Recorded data
=====

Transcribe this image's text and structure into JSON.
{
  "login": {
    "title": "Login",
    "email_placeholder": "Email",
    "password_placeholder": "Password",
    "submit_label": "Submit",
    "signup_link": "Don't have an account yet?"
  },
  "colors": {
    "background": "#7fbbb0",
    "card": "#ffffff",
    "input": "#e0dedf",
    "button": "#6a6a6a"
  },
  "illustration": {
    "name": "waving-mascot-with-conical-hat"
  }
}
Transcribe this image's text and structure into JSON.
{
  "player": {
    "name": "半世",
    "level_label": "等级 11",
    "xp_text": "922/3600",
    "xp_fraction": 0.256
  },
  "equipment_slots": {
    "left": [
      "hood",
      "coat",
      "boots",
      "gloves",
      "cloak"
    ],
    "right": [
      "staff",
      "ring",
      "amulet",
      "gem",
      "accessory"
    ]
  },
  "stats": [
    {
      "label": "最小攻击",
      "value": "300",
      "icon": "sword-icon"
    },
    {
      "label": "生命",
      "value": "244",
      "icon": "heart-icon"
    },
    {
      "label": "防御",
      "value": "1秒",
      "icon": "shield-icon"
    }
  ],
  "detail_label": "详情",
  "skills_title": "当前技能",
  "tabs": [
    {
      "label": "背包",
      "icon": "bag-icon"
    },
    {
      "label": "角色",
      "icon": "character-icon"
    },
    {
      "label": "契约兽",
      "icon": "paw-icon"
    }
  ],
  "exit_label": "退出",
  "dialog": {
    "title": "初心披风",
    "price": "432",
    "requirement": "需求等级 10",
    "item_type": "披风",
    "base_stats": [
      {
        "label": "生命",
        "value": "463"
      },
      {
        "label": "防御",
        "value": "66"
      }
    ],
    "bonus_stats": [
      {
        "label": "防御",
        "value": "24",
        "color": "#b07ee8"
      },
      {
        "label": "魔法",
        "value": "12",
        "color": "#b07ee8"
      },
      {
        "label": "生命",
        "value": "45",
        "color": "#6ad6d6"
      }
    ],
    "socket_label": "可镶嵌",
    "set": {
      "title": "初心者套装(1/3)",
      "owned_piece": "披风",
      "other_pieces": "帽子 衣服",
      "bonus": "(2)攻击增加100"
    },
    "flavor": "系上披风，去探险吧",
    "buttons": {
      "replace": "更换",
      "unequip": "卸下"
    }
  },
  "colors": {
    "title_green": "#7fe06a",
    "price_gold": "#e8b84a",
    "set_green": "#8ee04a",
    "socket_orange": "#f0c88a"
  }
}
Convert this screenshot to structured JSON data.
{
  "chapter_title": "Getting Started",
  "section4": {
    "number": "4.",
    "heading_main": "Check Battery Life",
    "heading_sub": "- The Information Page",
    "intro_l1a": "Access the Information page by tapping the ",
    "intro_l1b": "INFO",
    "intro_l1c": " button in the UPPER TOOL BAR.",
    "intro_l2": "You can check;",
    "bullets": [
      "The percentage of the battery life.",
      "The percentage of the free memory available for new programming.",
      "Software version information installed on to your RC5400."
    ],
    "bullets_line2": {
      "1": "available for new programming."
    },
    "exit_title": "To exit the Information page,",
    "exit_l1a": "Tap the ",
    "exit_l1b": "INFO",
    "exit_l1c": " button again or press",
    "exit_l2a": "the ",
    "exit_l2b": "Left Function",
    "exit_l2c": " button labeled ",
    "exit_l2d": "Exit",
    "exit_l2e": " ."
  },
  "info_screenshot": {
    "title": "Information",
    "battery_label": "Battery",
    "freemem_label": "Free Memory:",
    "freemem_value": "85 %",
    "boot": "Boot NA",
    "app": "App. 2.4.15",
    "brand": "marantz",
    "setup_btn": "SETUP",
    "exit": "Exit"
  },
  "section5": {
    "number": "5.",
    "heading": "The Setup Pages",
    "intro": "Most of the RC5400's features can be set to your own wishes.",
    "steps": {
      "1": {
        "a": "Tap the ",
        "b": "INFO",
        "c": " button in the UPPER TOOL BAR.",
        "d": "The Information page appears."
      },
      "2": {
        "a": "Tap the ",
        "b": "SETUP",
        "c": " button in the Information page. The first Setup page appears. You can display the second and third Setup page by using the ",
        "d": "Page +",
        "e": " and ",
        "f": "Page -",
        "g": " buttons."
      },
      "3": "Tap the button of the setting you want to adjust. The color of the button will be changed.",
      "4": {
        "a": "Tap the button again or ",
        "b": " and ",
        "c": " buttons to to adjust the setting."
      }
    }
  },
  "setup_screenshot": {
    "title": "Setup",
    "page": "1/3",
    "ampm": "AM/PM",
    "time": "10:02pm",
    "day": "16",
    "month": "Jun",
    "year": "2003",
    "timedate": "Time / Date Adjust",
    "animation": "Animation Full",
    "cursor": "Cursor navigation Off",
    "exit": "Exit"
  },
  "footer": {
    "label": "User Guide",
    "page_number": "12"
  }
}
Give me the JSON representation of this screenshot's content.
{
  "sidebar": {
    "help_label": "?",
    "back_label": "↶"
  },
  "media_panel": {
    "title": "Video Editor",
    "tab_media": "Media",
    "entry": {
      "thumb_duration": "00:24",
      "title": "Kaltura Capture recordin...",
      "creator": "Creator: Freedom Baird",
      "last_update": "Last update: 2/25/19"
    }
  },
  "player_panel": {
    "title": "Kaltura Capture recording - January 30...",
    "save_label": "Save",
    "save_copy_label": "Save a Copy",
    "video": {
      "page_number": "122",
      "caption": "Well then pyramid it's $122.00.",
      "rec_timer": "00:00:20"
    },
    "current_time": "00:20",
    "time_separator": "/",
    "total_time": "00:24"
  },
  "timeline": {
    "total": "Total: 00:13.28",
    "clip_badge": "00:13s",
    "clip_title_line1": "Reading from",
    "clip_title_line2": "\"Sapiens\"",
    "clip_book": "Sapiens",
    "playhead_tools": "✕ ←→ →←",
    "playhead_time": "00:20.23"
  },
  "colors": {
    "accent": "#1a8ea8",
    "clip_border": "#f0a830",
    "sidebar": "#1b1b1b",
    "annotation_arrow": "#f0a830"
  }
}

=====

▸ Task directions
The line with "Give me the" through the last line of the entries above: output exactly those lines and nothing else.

▸ Problem solution
Give me the JSON representation of this screenshot's content.
{
  "sidebar": {
    "help_label": "?",
    "back_label": "↶"
  },
  "media_panel": {
    "title": "Video Editor",
    "tab_media": "Media",
    "entry": {
      "thumb_duration": "00:24",
      "title": "Kaltura Capture recordin...",
      "creator": "Creator: Freedom Baird",
      "last_update": "Last update: 2/25/19"
    }
  },
  "player_panel": {
    "title": "Kaltura Capture recording - January 30...",
    "save_label": "Save",
    "save_copy_label": "Save a Copy",
    "video": {
      "page_number": "122",
      "caption": "Well then pyramid it's $122.00.",
      "rec_timer": "00:00:20"
    },
    "current_time": "00:20",
    "time_separator": "/",
    "total_time": "00:24"
  },
  "timeline": {
    "total": "Total: 00:13.28",
    "clip_badge": "00:13s",
    "clip_title_line1": "Reading from",
    "clip_title_line2": "\"Sapiens\"",
    "clip_book": "Sapiens",
    "playhead_tools": "✕ ←→ →←",
    "playhead_time": "00:20.23"
  },
  "colors": {
    "accent": "#1a8ea8",
    "clip_border": "#f0a830",
    "sidebar": "#1b1b1b",
    "annotation_arrow": "#f0a830"
  }
}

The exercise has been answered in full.